Cocona Labs said it has prevailed in a patent infringement case brought against The North Face (TNF). Cocona said the United States Court of Appeals for the Federal Circuit on March 4 affirmed the validity of key claims of its patent.

In 2017, Cocona Labs, the Boulder-based company known for its thermoregulating 37.5 technology, sued TNF and Columbia Sportswear in the United States District Court for the District of Colorado for infringement of United States Patent Number 8,945,287 B2. In the years preceding the lawsuit, both TNF and Columbia had purchased Cocona’s proprietary 2.5L waterproof breathable laminate technology from authorized suppliers and incorporated it into various outerwear product lines.

Cocona sued TNF and Columbia for patent infringement after both large outdoor apparel companies terminated their business relationships with Cocona and ceased purchasing material from Cocona’s authorized suppliers but continued to offer products that incorporated Cocona’s patented technology.

After litigating the merits of Cocona’s claims for almost a year, TNF filed a petition before the Patent Trial and Appeal Board of the United States Patent and Trademark Office (PTAB) challenging the validity of claims of the ’287 Patent.

After a full trial, the PTAB rejected TNF’s arguments and ruled that key claims of the ‘287 Patent were not invalid. TNF appealed the PTAB’s adverse decision, resulting in the judgment on March 4 by the Court of Appeals affirming the validity of those claims.
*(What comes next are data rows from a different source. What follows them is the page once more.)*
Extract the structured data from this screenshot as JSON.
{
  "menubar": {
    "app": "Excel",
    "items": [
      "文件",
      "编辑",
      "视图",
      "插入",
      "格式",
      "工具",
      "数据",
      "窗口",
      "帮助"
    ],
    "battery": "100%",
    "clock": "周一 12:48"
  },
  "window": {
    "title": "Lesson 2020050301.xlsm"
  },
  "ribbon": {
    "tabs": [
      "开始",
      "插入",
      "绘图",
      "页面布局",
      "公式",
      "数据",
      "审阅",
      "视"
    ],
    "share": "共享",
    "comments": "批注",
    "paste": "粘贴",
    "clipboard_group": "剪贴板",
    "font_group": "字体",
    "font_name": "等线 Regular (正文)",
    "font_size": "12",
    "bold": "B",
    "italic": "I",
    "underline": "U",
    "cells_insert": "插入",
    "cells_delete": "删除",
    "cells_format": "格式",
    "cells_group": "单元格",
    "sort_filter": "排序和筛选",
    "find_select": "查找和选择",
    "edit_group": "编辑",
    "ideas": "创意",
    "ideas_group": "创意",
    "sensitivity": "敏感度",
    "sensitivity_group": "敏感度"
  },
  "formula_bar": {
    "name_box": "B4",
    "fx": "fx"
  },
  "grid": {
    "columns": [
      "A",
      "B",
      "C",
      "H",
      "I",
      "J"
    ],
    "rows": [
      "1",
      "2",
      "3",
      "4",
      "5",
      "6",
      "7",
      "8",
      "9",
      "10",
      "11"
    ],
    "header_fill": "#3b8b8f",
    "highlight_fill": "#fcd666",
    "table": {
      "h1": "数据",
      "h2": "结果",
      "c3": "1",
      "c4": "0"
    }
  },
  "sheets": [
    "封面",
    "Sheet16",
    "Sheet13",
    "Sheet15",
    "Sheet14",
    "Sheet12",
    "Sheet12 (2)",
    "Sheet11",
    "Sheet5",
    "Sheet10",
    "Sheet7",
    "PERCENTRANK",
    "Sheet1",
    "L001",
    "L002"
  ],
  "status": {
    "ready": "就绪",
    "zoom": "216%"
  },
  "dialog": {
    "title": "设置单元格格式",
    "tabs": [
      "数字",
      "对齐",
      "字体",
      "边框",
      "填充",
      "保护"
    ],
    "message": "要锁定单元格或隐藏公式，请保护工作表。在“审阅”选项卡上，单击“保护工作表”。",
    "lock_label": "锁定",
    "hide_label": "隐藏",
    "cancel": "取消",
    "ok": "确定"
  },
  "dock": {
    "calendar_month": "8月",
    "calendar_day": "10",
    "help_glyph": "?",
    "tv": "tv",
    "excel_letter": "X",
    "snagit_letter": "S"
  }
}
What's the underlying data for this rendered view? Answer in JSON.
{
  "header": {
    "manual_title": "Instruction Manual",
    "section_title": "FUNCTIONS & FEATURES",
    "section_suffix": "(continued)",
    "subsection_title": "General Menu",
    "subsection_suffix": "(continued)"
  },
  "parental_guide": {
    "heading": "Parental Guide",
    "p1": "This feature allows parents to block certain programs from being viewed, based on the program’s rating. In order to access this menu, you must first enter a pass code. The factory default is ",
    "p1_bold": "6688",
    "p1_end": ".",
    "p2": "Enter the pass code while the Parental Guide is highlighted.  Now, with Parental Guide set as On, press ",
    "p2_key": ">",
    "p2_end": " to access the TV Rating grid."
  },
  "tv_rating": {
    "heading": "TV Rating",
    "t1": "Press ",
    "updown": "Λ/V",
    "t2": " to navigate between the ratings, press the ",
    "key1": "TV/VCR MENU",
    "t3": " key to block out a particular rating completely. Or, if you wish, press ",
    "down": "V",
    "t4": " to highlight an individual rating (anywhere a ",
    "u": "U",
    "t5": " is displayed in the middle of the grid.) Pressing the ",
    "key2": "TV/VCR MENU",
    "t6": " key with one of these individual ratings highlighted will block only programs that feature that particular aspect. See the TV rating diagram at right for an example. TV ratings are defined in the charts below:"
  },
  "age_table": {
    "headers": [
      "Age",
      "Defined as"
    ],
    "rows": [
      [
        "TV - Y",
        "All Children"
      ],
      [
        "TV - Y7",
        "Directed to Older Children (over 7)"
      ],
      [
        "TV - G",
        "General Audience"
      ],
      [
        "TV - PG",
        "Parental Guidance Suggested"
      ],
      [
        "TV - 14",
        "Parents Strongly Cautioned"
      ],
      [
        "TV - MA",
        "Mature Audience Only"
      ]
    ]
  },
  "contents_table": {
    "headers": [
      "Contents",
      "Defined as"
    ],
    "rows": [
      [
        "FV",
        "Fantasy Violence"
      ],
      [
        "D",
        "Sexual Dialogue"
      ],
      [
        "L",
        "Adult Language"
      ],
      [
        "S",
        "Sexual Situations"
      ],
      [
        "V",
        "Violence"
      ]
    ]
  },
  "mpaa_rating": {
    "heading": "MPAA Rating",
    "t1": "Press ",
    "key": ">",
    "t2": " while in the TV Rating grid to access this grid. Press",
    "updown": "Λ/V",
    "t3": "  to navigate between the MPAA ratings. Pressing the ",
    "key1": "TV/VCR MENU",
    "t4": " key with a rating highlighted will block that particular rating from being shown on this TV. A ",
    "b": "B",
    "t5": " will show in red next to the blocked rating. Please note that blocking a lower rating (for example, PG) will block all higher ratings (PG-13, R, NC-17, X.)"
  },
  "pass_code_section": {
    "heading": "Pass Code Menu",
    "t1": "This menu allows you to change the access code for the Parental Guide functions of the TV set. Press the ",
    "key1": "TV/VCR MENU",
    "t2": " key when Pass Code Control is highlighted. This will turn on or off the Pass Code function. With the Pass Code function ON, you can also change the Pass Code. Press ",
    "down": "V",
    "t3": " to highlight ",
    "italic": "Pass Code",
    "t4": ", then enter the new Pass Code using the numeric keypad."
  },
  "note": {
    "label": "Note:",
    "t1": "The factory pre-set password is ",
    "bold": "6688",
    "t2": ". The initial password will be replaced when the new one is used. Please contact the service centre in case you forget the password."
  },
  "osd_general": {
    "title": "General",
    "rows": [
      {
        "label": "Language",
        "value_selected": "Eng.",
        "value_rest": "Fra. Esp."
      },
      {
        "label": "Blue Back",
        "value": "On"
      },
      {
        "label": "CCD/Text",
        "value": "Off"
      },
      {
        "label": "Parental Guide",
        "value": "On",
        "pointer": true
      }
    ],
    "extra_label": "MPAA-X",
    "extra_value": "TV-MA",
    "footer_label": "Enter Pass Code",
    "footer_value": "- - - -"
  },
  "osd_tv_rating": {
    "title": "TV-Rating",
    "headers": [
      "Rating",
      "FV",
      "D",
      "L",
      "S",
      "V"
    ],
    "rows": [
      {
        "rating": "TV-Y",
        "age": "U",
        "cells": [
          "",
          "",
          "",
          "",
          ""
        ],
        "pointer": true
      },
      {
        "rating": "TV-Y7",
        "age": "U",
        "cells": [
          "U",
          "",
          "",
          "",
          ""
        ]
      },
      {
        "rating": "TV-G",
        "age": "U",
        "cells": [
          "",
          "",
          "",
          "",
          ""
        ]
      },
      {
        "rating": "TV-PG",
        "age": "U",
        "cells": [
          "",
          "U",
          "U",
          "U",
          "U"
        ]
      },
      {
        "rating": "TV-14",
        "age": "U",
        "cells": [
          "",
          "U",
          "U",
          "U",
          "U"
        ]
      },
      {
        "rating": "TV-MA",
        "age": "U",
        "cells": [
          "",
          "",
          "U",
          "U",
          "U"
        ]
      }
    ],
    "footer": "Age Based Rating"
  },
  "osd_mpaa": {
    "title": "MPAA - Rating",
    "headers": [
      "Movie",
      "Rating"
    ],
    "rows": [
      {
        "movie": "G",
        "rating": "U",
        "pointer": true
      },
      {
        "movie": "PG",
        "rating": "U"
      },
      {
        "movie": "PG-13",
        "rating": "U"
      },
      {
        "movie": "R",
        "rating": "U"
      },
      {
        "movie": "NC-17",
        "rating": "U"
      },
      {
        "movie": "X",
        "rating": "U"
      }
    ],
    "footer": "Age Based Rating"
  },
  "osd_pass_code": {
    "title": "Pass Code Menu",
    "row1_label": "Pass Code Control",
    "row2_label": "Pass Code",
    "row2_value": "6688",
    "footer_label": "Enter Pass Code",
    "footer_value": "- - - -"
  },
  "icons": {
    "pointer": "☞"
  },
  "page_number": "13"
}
“This is a great day not only for Cocona but for all small technology companies in the United States working to protect the unauthorized use of their American-made technology from large firms sourcing products overseas where IP rights are nearly impossible to protect,” commented Jeff Bowman, Cocona CEO.

Cocona asserts in its complaint that infringement by both companies was knowing, intentional and willful.

“This concept of rational infringement is common today,” said Bowman. “Large companies apparently view it as more cost-effective to infringe than it is to pay royalties under the belief that small technology companies will be unable to bear the legal costs of enforcing their IP.”

Photos courtesy Cocona